- Exercise aim
Return, from the material below, each line in which the word "Upload" is present.

Top of Extracted information

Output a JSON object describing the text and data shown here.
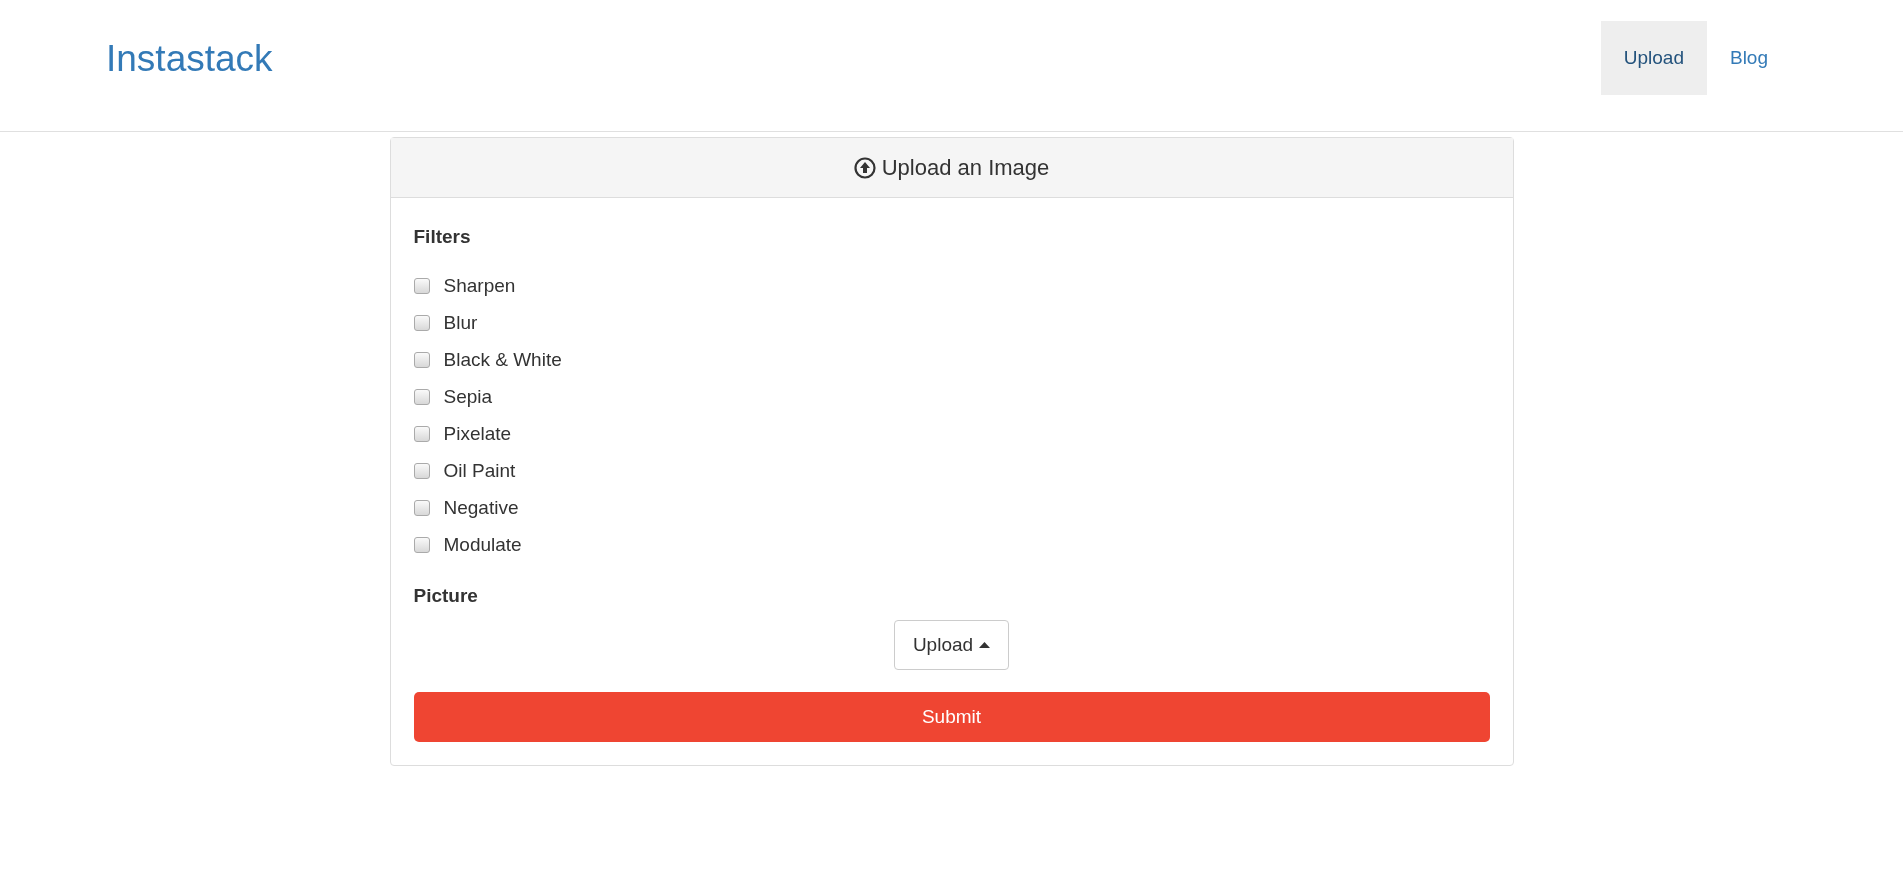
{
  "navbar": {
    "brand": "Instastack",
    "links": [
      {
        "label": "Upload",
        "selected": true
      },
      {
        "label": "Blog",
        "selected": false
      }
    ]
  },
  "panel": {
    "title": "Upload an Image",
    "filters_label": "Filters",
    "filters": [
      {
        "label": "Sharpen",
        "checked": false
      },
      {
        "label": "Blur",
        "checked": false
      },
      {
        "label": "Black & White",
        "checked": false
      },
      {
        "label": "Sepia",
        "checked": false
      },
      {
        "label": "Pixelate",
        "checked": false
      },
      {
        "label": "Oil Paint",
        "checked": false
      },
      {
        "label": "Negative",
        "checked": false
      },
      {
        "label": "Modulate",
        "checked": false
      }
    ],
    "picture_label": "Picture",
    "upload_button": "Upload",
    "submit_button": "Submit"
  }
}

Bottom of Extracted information

- Solution to this exercise
        "label": "Upload",
    "title": "Upload an Image",
    "upload_button": "Upload",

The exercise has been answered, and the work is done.